Recent advances in the development of reactor-pumped lasers (RPLs) have stimulated renewed interest in the concept of laser-powered propulsion. This paper surveys a number of laser propulsion concepts and identifies the one that is most promising from the standpoint of practicality. It is proposed that a ground-based FALCON (fission-activated laser concept) RPL can provide primary power for this launch vehicle design. The laser-vehicle system could launch small payloads into low-earth orbit (LEO) with high repetition rates and at low costs per kilogram. For the favored design, thruster efficiencies are currently estimated to be about 50%, with 80% being seen as a potentially reliable goal after further design refinements. Laser launch system simulations indicate that, with a buy-in laser power of 10 MW, it will be possible to obtain specific impulses in the range of 600 to 800 seconds and payload-to-power ratios of 1 to 3 kg/MW.
The feasibility and practicality of using a ground-based laser (GBL) to remove artificial space debris is examined. Physical constraints indicate that a reactor-pumped laser (RPL) may be best suited for this mission, because of its capabilities for multimegawatt output, long run- times, and near-diffraction-limited initial beams. Simulations of a laser-powered debris removal system indicate that a 5-MW RPL with a 10-meter-diameter beam director and adaptive optics capabilities can deorbit 1-kg debris from space station altitudes. Larger debris can be deorbited or transferred to safer orbits after multiple laser engagements. A ground- based laser system may be the only realistic way to access and remove some 10,000 separate objects, having velocities in the neighborhood of 7 km/sec, and being spatially distributed over some 1010 km3 of space.

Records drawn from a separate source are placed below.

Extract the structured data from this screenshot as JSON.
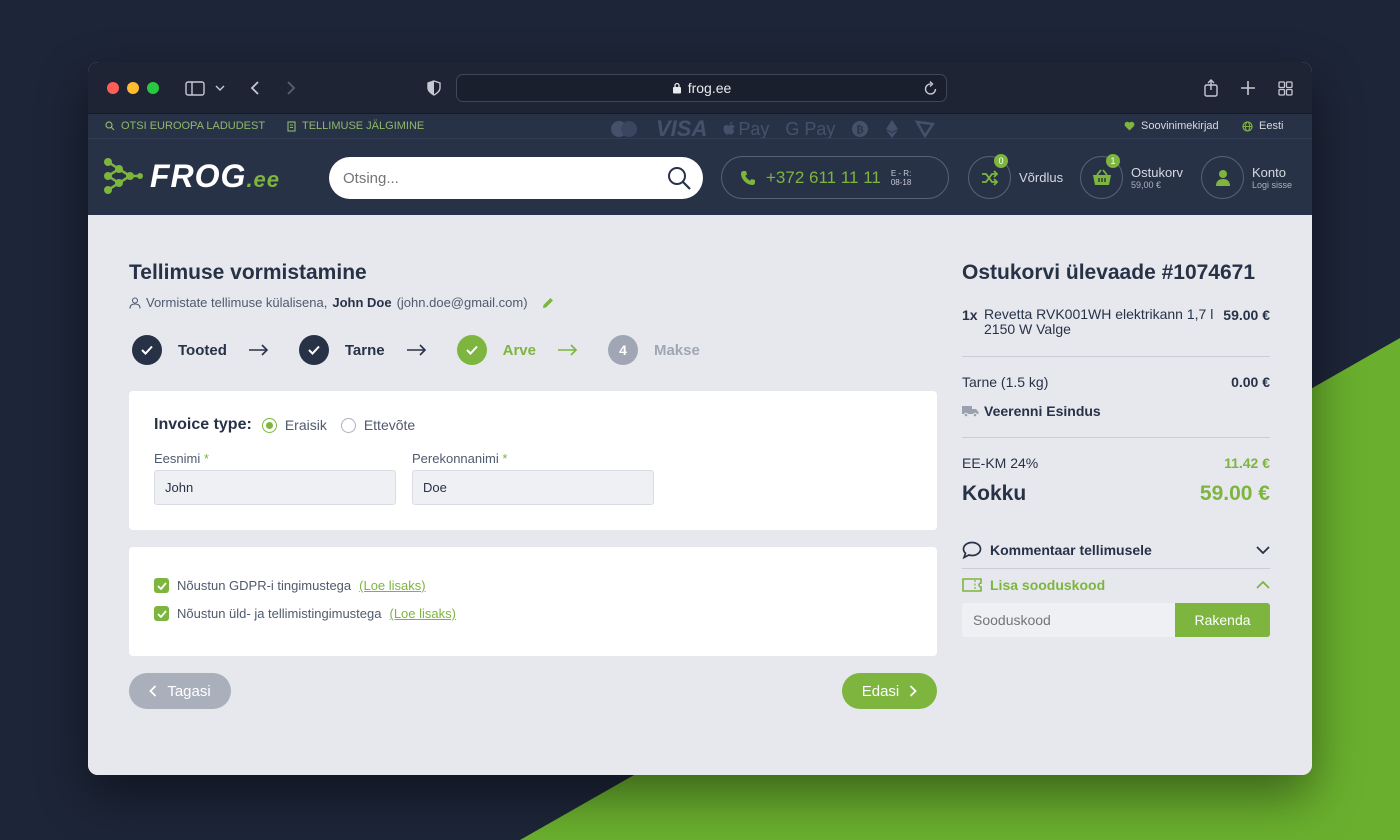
{
  "browser": {
    "url": "frog.ee"
  },
  "topbar": {
    "eu_warehouses": "OTSI EUROOPA LADUDEST",
    "order_tracking": "TELLIMUSE JÄLGIMINE",
    "wishlist": "Soovinimekirjad",
    "language": "Eesti",
    "payment_logos": [
      "mastercard-logo",
      "VISA",
      "Pay",
      "G Pay",
      "bitcoin-logo",
      "ethereum-logo",
      "tron-logo"
    ]
  },
  "header": {
    "logo_main": "FROG",
    "logo_suffix": ".ee",
    "search_placeholder": "Otsing...",
    "phone": "+372 611 11 11",
    "phone_hours_days": "E - R:",
    "phone_hours_time": "08-18",
    "compare_label": "Võrdlus",
    "compare_count": "0",
    "cart_label": "Ostukorv",
    "cart_amount": "59,00 €",
    "cart_count": "1",
    "account_label": "Konto",
    "account_sub": "Logi sisse"
  },
  "checkout": {
    "title": "Tellimuse vormistamine",
    "guest_prefix": "Vormistate tellimuse külalisena,",
    "guest_name": "John Doe",
    "guest_email": "(john.doe@gmail.com)",
    "steps": [
      {
        "label": "Tooted",
        "state": "done"
      },
      {
        "label": "Tarne",
        "state": "done"
      },
      {
        "label": "Arve",
        "state": "active"
      },
      {
        "label": "Makse",
        "state": "pending",
        "number": "4"
      }
    ],
    "invoice_type_label": "Invoice type:",
    "invoice_options": [
      "Eraisik",
      "Ettevõte"
    ],
    "invoice_selected": "Eraisik",
    "first_name_label": "Eesnimi",
    "first_name_value": "John",
    "last_name_label": "Perekonnanimi",
    "last_name_value": "Doe",
    "required_mark": "*",
    "gdpr_text": "Nõustun GDPR-i tingimustega",
    "terms_text": "Nõustun üld- ja tellimistingimustega",
    "read_more": "(Loe lisaks)",
    "back_label": "Tagasi",
    "next_label": "Edasi"
  },
  "summary": {
    "title": "Ostukorvi ülevaade #1074671",
    "item_qty": "1x",
    "item_name": "Revetta RVK001WH elektrikann 1,7 l 2150 W Valge",
    "item_price": "59.00 €",
    "shipping_label": "Tarne (1.5 kg)",
    "shipping_price": "0.00 €",
    "shipping_method": "Veerenni Esindus",
    "vat_label": "EE-KM 24%",
    "vat_value": "11.42 €",
    "total_label": "Kokku",
    "total_value": "59.00 €",
    "comment_label": "Kommentaar tellimusele",
    "coupon_label": "Lisa sooduskood",
    "coupon_placeholder": "Sooduskood",
    "apply_label": "Rakenda"
  },
  "colors": {
    "accent": "#7db53f",
    "navy": "#283247",
    "page_bg": "#1d2538",
    "content_bg": "#e6e8ee"
  }
}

W.J. Schafer Associates has proposed an architecture for a laser system capable of not only beaming power from a ground site to space, but also capable of intercepting theater missiles during their boost phase for defense of ground troops in regional conflicts. The system comprises a ship-based multi-megawatt laser and beam control system, a relay mirror package mounted on a high altitude, long endurance, unmanned lighter-than-air vehicle, and a sensor package, mounted on the balloon, which directs the laser beam to the target and can also provide an early commitment of ground based kinetic energy interceptors. A system concept is presented, as well as an assessment of system effectiveness.
The material evaporation under laser radiation is followed by the erosion plume formation generating a momentum transfer on the irradiated surface. Such a laser jet engine, formed on small-sized space debris within the laser effect area, allows the alteration of the velocity of debris, transferring them to lower orbits where they burn up completely in the upper atmosphere. This is done with comparatively lower power requirements.
Design considerations and working formulas and graphs are presented for estimating the actuator requirements for adaptive optics correction of global tilt and residual piston error arising from atmospheric turbulence along a ground-to-space path. Frequency characteristics are calculated for several important crosswind conditions for the case where the active segments are very small compared to the full aperture; it is shown that the velocity profile has a strong effect on the power spectra and that high slew rates significantly increase the required high-frequency response and accentuate the effects of high-altitude turbulence. Predictions are given for the SELENE laser power beaming system which uses active control of a segmented primary telescope mirror.